At a meeting last week with parents in the Jackson cluster of schools, Atlanta Public Schools Superintendent Erroll B. Davis Jr. reiterated the district's commitment to Jackson High and its feeder schools.
"It is our vision that every cluster will be a cluster of choice," the superintendent said, adding Jackson High School has "tremendous potential" to be a top-ranked school.
The cluster includes (Bolded denotes an East Atlanta Patch school):
- Coan Middle School (Edgewood)
- King Middle School (Grant Park)
- Benteen Elementary School (Benteen Park)
- Burgess-Peterson Academy (East Atlanta)
- Dunbar Elementary School
- Parkside Elementary School (Grant Park)
- D.H. Stanton Elementary School (Peoplestown)
- Toomer Elementary School (Kirkwood)
- Whitefoord Elementary School (Edgewood)
- Atlanta Neighborhood Charter School (Grant Park & Ormewood Park)
- Wesley International Academy (Custer/McDonough/Guice)
- Drew Charter School (East Lake)
Davis' comments to parents comes as the district is about to spend some $40 million on Jackson to refurbish the campus and revamp some academic programs to boost academic achievement.
Ranked 375th of 399 high schools statewide, Jackson has plenty of work to do.
But Davis said he is encouraged by community engagement around the school, sparked by the now-completed APS redistricting of schools.
Feeding on that engagement, the superintendent said Jackson can be a "shining example" for academic achievement and community involvement.
The Jackson plan also includes creating an International Baccalaureate program at the school. Davis said he expects final approval from the International Baccalaureate Organization by 2013, which would make it the district’s second IB secondary school after North Atlanta High School.
Founded in 1968, the IB is a non-profit educational foundation, whose primary mission is to get schools create academically challenging educational programs.
To prepare for IB, APS projects spending $500,000 over the next five years at Jackson.
Jackson is the last of APS' high schools to get a major overhaul. The attention is welcomed by many in southeast Atlanta who feel the district has historically neglected the schools in their quadrant of the city.
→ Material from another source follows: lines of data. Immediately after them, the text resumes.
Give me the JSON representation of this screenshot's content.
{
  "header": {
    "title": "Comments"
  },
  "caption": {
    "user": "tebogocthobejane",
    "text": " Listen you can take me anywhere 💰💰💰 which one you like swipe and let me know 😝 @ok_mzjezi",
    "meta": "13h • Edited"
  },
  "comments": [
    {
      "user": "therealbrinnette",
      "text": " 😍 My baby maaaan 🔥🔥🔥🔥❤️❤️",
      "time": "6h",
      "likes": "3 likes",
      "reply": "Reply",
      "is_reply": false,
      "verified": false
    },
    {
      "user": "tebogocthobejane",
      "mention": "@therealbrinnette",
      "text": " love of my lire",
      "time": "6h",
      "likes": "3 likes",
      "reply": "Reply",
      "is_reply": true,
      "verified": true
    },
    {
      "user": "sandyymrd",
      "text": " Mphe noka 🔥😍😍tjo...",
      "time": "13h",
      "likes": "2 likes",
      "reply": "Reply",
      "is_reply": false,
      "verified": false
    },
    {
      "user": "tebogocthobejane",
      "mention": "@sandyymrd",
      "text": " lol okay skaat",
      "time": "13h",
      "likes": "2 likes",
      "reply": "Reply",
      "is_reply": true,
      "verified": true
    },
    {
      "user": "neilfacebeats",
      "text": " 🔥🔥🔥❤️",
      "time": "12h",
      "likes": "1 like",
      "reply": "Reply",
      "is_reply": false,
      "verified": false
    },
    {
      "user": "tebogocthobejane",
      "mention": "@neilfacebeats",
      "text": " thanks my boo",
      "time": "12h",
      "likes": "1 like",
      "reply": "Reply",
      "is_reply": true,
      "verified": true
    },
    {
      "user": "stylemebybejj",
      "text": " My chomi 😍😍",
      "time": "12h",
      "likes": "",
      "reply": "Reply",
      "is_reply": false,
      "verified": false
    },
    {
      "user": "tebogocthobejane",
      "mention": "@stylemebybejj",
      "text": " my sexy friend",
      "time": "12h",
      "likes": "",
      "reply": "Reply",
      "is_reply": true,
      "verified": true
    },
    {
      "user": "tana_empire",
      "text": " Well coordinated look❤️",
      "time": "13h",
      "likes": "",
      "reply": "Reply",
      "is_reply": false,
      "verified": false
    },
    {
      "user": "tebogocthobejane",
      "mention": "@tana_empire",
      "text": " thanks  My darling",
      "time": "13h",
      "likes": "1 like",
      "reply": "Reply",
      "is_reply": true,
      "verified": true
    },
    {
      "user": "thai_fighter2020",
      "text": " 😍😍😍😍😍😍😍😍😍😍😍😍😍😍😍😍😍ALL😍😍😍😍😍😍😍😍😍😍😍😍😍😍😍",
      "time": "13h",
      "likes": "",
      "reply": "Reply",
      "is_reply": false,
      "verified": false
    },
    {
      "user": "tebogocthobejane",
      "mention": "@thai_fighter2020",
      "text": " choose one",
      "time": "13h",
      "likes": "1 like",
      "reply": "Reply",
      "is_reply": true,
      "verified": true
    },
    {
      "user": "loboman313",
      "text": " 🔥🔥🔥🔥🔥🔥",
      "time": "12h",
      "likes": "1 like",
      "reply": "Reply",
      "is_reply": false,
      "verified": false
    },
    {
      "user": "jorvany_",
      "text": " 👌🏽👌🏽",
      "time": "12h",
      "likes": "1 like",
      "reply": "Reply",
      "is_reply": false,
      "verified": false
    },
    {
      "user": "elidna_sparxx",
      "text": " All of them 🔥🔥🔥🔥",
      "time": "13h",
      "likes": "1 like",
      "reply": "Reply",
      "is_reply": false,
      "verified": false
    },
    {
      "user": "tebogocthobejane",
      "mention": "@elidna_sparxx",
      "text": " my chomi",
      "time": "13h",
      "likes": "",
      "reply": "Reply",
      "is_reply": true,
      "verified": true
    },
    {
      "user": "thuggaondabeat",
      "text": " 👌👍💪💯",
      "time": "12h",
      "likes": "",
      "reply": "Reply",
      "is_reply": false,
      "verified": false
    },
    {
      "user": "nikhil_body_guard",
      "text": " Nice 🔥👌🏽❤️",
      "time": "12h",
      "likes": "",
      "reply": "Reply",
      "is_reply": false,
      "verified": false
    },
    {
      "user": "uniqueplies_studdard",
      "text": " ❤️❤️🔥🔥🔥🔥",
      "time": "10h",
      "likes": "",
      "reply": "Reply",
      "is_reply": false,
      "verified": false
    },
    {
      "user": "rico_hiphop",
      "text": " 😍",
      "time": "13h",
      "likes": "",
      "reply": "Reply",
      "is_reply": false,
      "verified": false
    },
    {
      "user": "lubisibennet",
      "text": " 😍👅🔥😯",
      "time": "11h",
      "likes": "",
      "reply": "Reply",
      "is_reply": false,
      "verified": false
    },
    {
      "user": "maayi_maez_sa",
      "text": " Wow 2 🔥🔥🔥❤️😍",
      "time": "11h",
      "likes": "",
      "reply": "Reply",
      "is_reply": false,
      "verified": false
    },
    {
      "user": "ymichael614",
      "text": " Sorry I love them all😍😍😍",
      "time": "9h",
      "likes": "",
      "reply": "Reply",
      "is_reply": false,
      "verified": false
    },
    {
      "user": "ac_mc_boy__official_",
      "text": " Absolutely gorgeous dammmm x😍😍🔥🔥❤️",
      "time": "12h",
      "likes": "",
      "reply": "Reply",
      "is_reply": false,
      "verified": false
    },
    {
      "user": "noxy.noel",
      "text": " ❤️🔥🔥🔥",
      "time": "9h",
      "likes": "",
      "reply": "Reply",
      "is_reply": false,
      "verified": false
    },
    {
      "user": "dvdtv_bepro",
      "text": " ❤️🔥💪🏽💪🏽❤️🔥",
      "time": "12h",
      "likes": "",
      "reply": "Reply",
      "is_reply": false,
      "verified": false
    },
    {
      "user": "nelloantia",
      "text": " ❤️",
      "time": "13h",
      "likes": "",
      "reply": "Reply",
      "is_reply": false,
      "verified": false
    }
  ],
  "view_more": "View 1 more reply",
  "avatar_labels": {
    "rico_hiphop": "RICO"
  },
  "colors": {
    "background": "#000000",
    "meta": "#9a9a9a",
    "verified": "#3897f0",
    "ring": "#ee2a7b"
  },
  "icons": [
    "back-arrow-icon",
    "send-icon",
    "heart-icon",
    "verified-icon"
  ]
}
One positive signal: APS named Thomas Kenner, a former principal at the former Usher Middle School and Young Middle School, interim principal at Jackson.
He replaced Shirline Carter, Jackson's former principal, and the change was well received by many parents in the cluster.
Still, some parents expressed frustration at the selection process and said they'd hoped for a permanent principal, not an interim.
Some of the candidates for the principal's job were less than stellar, said Leslie Grant, a Grant Park parent and member of the Local School Council.
"The candidates that were put forth on several levels was ridiculous," Grant said. "It was a ridiculous waste of time for several of those people to be in front of us."
Davis said he shared her concerns. But following the massive cheating scandal that rocked the district under Beverly Hall, the disgraced former schools superintendent, he had scores of school positions to fill.
"We've had to find 43 out of 100 principals," he said.
The district has been fighting the after-effects that the scandal has left on APS.
Early on, it wasn't an "easy task to convince people that APS might be the place they want to come," Davis said. "That is now turning around and were starting to see better people interested."
Grant said she understood the undertaking, but she sought a continued commitment from Davis that the focus on Jackson's turnaround won't diminish.
"The commitment has been there and the talk has been there about this exciting opportunity in the Jackson cluster," Grant said. "I want to make sure that there is sort of a bigger master plan for how Jackson is really going to change and really going to turn around."
Davis pledged the district has a long-term focus the school.
"We are going to do all we can to make this a cluster of excellence," he said.